Set in 1984 in an experimental lab deep in the southwest desert of the United States, a group of scientists play host to a visiting Congressman and a Colonel. They are to display the latest developments on a government sponsored experiment. The scientists have created a biological weapon that can destroy plant life in an astonishing rate, a mold like substance called Stachybotrys Morte. When a madman sabotages the experiment, the group quickly discover the unfortunate side-effects of human contact with the mold. Quarantined inside the bunker, the survivors must avoid contact with the spreading mold, survive infection and infestation and find a way out.
Winner of the Emerging Film Award at the recent 13th Annual Nevermore Film Festival in Durham, North Carolina, Mold! is a wacky, comedy-sci-fi throwback to the early days of Troma and direct to VHS splatterfests of the Eighties. The script never takes itself too seriously and the characters are rife with satire, many sporting their manly mustaches. Itβs hilarious and a good time but not necessarily a good film.
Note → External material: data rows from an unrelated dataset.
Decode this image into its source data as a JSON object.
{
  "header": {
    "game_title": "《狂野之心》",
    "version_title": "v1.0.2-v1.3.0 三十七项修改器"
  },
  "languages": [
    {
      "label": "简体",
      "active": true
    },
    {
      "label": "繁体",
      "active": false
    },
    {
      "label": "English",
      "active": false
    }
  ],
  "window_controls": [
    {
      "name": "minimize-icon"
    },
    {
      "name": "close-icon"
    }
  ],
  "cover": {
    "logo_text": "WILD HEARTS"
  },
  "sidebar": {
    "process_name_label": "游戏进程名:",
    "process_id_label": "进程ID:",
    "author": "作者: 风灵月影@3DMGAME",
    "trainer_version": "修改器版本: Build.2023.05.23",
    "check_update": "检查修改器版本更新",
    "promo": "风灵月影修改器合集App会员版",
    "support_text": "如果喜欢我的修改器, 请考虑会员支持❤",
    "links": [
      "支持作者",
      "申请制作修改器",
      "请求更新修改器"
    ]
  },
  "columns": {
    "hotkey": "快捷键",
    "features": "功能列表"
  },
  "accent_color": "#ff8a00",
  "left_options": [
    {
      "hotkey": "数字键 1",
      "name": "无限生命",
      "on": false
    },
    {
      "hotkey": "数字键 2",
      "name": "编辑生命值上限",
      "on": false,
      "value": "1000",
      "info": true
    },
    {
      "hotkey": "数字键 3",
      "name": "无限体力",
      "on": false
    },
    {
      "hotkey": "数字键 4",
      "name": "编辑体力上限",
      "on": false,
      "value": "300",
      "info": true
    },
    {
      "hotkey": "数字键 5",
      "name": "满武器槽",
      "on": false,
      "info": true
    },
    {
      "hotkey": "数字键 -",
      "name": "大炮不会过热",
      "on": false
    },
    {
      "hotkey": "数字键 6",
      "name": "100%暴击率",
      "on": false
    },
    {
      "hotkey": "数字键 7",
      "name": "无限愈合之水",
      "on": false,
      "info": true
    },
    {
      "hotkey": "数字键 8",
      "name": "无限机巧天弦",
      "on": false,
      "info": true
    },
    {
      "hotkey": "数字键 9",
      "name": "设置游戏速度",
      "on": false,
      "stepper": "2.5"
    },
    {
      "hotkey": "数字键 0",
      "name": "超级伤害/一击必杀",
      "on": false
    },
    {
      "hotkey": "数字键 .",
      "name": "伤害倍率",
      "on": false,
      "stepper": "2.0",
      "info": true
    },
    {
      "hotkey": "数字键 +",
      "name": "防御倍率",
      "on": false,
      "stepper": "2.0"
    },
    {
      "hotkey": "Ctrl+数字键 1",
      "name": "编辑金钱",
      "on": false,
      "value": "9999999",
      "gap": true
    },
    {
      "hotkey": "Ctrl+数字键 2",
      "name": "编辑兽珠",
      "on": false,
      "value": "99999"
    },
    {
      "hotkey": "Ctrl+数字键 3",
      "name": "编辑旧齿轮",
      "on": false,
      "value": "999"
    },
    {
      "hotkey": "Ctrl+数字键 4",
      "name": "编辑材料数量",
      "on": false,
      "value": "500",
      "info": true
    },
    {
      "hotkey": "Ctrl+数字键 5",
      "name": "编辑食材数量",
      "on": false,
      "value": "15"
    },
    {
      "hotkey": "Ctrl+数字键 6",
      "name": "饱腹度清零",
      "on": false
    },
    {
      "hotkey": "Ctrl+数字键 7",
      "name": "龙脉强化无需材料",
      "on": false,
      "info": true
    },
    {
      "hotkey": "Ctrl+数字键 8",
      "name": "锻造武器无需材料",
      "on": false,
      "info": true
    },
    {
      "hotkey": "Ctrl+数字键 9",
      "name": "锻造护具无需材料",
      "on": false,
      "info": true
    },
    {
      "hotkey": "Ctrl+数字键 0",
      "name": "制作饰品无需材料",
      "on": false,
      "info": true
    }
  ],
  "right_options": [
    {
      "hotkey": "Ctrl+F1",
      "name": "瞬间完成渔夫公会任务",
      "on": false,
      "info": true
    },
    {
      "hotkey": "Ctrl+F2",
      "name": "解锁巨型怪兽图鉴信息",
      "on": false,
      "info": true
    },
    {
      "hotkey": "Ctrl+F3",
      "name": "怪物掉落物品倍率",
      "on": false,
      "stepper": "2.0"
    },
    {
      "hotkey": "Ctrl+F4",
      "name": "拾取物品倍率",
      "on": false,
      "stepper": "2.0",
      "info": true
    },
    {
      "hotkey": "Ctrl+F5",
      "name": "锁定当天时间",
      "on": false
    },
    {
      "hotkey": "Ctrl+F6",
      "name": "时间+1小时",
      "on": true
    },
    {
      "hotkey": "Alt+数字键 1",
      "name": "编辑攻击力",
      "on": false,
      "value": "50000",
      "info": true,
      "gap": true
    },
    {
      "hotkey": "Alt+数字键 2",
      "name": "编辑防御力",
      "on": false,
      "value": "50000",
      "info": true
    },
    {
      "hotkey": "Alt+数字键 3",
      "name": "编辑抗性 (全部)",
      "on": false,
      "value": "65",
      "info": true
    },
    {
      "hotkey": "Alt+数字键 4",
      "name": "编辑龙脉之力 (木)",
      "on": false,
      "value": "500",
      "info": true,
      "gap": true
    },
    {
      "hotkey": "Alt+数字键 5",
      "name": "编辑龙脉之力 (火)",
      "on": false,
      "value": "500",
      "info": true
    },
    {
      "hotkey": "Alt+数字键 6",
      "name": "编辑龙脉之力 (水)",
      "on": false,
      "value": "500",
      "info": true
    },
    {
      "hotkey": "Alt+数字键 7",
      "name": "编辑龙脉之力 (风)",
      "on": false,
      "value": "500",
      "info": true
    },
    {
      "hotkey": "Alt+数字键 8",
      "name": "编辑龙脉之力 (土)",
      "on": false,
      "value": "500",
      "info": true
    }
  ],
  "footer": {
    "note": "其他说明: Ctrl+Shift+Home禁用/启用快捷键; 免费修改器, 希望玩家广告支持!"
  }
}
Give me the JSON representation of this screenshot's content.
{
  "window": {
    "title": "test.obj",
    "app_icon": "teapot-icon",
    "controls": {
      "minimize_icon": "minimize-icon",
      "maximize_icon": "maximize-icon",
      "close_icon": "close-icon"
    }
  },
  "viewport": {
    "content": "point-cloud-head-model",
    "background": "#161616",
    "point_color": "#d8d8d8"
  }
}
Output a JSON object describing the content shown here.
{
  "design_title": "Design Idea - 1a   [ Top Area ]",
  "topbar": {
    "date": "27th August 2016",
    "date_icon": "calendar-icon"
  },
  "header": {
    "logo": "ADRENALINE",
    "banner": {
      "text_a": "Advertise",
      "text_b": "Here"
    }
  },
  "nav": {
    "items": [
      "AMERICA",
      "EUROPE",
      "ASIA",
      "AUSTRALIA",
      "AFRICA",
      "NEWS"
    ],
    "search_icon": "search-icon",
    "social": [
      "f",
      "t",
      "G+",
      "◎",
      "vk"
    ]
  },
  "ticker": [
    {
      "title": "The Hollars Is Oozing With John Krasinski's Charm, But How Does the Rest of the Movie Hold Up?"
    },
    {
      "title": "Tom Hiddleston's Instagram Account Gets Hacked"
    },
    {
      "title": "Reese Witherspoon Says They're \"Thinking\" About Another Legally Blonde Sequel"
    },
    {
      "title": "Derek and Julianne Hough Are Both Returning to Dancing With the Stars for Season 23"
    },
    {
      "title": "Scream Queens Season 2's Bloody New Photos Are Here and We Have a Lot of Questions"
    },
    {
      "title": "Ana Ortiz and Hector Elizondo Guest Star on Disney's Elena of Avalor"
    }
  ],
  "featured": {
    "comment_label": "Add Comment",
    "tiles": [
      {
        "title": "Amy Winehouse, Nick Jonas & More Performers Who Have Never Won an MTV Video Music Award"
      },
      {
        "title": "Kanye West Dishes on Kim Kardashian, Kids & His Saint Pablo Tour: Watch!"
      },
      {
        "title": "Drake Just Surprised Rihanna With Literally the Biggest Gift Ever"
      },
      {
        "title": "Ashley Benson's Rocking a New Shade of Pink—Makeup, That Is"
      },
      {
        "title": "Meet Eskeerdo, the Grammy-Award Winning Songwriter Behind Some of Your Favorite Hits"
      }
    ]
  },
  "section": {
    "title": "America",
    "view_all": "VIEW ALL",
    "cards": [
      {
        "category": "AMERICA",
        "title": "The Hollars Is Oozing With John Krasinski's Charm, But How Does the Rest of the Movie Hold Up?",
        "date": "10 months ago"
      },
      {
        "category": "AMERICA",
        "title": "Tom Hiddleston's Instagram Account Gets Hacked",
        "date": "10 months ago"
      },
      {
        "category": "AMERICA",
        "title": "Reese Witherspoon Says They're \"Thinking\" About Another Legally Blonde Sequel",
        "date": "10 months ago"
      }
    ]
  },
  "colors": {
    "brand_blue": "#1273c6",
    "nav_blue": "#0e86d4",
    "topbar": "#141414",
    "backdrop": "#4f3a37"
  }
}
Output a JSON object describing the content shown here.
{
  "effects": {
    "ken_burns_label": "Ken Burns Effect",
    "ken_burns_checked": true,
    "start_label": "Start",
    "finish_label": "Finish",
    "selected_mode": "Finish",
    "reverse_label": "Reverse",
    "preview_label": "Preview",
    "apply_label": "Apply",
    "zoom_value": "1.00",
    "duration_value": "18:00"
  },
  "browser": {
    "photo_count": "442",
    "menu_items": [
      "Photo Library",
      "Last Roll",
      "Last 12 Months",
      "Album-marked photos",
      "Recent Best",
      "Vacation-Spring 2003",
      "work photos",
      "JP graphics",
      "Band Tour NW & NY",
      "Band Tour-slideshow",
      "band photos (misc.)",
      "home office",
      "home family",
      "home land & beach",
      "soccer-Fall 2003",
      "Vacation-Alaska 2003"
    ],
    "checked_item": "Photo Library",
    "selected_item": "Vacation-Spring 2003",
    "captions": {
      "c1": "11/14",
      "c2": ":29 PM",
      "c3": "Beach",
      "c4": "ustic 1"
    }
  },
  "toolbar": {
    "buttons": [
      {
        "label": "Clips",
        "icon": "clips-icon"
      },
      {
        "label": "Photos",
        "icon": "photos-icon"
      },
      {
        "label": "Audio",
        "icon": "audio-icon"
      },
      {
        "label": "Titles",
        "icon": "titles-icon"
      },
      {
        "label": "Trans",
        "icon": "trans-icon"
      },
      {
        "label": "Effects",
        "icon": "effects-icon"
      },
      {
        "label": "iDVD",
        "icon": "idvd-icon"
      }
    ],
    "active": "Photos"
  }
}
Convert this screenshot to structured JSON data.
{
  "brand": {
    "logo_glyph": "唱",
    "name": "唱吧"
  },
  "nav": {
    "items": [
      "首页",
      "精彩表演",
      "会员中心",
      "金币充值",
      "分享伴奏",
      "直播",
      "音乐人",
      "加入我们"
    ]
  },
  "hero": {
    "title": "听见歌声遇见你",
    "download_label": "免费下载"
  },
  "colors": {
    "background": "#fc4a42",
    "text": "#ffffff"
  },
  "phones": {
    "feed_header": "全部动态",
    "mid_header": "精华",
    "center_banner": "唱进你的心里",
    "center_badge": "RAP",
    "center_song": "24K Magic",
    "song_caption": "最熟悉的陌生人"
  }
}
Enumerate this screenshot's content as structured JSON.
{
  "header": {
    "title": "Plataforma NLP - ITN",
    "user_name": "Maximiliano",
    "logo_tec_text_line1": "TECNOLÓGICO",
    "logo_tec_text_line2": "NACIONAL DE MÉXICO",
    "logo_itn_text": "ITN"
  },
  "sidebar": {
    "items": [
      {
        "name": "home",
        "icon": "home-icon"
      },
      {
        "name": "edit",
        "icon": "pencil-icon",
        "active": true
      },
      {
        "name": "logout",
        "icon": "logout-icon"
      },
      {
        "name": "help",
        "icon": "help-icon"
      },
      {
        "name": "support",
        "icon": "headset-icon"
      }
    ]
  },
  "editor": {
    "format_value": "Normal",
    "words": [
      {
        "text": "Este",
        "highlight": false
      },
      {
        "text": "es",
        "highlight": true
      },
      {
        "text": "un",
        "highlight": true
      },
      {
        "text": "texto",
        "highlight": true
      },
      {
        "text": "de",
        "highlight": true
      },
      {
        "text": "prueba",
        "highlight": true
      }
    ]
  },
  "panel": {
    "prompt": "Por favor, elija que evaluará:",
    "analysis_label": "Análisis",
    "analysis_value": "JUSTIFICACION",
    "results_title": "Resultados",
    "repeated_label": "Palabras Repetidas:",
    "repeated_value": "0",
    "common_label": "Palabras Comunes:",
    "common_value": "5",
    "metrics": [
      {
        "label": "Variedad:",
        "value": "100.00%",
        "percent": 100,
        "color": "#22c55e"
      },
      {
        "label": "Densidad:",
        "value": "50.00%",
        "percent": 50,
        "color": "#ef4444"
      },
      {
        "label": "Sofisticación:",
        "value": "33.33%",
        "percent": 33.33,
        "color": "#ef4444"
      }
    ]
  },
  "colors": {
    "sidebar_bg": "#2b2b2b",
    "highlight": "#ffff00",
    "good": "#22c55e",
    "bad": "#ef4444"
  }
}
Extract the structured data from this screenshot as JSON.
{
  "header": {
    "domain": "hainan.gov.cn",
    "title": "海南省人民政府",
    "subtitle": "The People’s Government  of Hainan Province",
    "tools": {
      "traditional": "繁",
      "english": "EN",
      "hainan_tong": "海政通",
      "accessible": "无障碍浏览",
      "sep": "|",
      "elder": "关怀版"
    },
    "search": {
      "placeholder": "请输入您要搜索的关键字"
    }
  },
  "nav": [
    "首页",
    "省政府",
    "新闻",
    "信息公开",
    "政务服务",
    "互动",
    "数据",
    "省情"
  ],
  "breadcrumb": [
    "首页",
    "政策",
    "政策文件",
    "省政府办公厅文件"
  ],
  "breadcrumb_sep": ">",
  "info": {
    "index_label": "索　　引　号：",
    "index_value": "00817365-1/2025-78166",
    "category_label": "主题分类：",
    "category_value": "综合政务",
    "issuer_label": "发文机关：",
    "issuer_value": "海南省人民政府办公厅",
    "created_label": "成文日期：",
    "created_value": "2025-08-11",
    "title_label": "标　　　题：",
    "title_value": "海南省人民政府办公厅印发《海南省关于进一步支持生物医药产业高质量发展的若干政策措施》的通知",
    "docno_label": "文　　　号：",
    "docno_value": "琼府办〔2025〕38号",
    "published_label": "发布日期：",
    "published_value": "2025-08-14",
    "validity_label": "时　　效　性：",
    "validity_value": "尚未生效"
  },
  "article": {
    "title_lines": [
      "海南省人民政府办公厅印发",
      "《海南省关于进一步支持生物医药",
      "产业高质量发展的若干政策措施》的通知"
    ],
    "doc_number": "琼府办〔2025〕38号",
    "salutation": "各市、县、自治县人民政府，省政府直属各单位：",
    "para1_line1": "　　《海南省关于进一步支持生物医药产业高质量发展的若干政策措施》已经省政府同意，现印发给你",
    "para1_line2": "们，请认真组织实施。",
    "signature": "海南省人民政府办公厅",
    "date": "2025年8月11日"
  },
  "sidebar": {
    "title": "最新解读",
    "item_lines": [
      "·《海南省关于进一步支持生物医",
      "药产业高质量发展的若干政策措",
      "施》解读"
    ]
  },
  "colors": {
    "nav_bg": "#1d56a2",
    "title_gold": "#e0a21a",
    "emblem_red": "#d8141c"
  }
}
It succeeds despite its obvious shortcomings due to an energetic cast, witty dialog and a fast pace. And a lot of splatter.
CreatingΒ Mold! as an extension of his film school thesis, independent film maker Neil Meschino has crafted a wickedly sci-fi spoof on a micro budget that should make Roger Corman and Lloyd Kaufman proud. Everyone seems to be having a great time making the film and it injects and envelopes the film with a infectious energy. The bloopers presented during the end credits are a great edition to the film as well and display the energy found in the film itself. Meschino has crafted a small gem that succeeds due to its small budget and eager cast and crew. Itβs a unique beast and a blast to watch – silly, outrageous, zany and gory.
Itβs quite possible that a script like this with the characters it has could only succeed with the small budget, low-tech lighting and camera work and ridiculously overstated acting. If the film were taken too seriously, the events that unfold would become too forced and too contrived. By the time a lead character takes a well timed prat fall, knocking himself unconscious for the remainder of the first act, the script has established itβs bizarre, absurd world with a sweaty scientist, a cigar smoking Colonel and a coke snorting Congressman. These characters would be equally at home in The Toxic Avenger or Class of Nuke βEm High. The dialog is rich too, sometimes producing awkward groans but mostly itβs full of hilarious wit and charm.
The director and script writer owe a large amount a gratitude to a fun cast. Rick Haymes plays Dr. Matthew Kane and comes across much like Michael Ripper from early Hammer films. Chris Gentile sporting an obviously fake p*rnβstash is hilarious as the jealous backstabbing Dr. Dave Hardy. Lawrence George and Ardis Campbell play two love-crossed scientists trying to work it all out during all the craziness. Edward X. Young brings down the house as a cluelessΒ but brazen Colonel who always has a lit cigar. Jim Murphy supports the cast as Congressman Stu Blankenship with an over-the-top satirical portrayal of early 80βs excess and greed. Mike Keller rounds out the cast as Sargeant Brisco who turns into a walking mold-monster but still has enough intelligence left to follow his Colonelβs orders. Its a fantastic ensemble that Meschino was fortunate to cast.
For the most part, Mold! is all comedy and satire, but it also has a large amount of gore and splatter. The special effects are delightfully old school, reminiscent of Evil Dead. Nothing looks particularly convincing but the effects are gruesome and splatteriffic: puss oozes, vomit sprays, eyes pop and heads explode. If the film ever tried to be serious, the effects would fail miserably; but here combined with the sardonic, campy tone they work perfectly.
Mold! is a beast of its own making – a one of kind, a rare throwback to low budget 80s films. It has a smart, witty script and promising direction from a first-time film maker. A bright, funny cast combined with splatter-filled gore effect, make Mold! an amusing, fun time, well deserving of Nevermoreβs 2011 Emerging Film Award for Feature Film. The film is fast paced, well edited and appropriately short. Mold! may not be for everyone; but, for anyone who grew up in the Eighties gobbling up low budget gore films or is fan of Troma films or Evil Dead, there is a lot to enjoy.
7Β out of 10